> What you are asked to do
In the listing below, how many lines contain the word "that"? Please respond with the number only.

> Records to process
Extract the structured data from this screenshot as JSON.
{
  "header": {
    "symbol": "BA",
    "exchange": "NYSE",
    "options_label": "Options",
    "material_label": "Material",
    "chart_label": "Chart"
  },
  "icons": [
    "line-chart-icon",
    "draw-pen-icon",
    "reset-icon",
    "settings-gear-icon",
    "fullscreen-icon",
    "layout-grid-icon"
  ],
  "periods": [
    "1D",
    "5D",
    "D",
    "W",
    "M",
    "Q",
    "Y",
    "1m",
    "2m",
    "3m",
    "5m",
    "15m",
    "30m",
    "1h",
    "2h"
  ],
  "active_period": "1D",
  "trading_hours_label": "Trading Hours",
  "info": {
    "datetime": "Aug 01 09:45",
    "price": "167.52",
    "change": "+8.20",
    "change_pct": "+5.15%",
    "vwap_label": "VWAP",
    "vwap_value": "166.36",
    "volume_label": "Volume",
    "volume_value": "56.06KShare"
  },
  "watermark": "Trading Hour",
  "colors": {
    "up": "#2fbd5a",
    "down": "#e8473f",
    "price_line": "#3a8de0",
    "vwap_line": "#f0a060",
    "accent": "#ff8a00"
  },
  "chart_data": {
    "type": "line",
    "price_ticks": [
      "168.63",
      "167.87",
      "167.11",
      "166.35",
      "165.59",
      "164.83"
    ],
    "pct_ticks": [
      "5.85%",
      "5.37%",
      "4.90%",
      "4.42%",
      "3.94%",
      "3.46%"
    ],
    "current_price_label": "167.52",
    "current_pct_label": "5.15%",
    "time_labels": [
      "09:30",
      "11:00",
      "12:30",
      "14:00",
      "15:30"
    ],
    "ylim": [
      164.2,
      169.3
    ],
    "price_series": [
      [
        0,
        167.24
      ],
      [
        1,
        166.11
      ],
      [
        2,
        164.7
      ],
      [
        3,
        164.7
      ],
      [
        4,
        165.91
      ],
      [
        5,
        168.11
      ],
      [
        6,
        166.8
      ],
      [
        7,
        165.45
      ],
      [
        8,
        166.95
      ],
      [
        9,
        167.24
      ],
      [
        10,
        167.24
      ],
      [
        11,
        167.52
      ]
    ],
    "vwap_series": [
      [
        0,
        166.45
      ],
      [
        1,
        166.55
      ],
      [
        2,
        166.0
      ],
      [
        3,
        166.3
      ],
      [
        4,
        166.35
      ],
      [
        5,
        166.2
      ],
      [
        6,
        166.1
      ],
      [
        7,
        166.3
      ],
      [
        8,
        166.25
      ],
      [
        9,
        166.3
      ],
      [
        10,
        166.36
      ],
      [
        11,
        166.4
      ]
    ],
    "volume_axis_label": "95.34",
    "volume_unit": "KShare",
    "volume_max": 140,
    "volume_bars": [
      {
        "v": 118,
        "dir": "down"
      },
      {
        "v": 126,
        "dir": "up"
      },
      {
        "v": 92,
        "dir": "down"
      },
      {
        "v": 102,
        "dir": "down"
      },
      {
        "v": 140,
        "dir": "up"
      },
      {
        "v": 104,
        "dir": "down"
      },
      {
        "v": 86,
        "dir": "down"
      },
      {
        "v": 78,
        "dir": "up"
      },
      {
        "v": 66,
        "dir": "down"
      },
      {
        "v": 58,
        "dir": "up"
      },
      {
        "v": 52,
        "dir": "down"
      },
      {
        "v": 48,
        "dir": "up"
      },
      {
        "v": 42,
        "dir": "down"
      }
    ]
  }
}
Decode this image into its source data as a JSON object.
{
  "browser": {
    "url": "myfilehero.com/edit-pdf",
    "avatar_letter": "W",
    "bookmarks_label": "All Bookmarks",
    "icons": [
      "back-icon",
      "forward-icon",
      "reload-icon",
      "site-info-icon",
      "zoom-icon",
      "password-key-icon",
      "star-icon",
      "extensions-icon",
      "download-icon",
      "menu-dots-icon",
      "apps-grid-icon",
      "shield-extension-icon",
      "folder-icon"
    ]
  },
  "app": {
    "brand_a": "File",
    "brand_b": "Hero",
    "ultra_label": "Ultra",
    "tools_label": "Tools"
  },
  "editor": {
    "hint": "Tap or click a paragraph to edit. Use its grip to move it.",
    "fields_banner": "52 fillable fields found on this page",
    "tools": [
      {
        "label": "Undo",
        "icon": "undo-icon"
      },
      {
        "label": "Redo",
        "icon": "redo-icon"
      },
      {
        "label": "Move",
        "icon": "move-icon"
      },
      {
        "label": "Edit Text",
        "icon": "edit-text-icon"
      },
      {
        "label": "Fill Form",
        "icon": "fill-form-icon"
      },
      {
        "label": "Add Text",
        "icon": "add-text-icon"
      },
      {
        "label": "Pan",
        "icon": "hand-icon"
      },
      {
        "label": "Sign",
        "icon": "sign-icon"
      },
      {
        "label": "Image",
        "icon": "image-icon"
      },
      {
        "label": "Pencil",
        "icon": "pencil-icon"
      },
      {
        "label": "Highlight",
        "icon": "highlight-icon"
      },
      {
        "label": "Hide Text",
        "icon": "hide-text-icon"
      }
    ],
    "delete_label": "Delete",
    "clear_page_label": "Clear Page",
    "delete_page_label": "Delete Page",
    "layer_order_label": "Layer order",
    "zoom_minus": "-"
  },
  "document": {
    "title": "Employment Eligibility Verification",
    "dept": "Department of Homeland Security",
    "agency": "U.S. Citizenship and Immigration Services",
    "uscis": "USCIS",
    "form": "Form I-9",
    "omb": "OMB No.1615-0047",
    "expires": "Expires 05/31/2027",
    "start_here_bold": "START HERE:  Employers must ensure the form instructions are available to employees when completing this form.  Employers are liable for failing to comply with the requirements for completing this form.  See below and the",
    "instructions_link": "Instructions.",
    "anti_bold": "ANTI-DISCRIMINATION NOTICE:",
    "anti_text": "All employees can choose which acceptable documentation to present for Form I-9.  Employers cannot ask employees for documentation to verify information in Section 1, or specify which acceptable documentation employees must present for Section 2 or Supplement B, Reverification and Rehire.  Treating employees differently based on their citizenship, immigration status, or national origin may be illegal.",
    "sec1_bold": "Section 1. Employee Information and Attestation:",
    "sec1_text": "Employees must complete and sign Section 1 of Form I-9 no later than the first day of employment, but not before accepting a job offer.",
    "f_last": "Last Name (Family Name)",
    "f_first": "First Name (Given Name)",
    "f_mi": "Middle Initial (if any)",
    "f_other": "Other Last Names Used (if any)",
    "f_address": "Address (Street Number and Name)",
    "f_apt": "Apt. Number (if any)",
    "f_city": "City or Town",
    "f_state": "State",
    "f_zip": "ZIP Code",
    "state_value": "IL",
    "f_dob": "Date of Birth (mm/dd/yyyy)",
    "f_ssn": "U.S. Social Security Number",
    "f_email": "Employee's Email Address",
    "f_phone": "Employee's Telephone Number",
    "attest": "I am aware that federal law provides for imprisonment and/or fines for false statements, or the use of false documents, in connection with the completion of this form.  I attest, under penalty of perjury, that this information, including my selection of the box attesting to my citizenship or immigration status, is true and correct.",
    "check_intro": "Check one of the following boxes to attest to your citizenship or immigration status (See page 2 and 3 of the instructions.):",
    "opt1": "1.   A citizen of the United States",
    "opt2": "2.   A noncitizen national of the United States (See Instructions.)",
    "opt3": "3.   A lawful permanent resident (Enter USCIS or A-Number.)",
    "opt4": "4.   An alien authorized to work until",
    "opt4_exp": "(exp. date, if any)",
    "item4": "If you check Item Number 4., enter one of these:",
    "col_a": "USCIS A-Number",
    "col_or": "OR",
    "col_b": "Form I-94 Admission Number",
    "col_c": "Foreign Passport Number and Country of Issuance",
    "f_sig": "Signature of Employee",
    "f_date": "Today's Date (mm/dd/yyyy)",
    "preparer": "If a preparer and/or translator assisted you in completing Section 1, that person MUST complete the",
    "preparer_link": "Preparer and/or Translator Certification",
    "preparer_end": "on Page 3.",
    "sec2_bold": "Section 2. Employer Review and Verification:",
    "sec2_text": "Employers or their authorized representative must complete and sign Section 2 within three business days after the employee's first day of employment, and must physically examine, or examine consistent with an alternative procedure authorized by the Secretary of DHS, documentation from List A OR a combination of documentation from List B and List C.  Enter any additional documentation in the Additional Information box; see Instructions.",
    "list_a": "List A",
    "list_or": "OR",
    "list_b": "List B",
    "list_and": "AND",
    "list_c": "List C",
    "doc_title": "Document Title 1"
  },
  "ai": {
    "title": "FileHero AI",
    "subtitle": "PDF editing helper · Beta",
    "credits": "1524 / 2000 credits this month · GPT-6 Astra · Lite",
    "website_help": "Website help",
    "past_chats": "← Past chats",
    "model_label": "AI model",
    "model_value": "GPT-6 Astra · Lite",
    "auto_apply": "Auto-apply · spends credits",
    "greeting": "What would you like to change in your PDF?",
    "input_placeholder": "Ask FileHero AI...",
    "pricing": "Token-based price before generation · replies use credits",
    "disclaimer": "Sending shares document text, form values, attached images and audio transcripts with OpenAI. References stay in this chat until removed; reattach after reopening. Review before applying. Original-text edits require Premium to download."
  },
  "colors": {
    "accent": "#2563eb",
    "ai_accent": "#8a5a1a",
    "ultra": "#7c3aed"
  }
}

> Answer to this task
2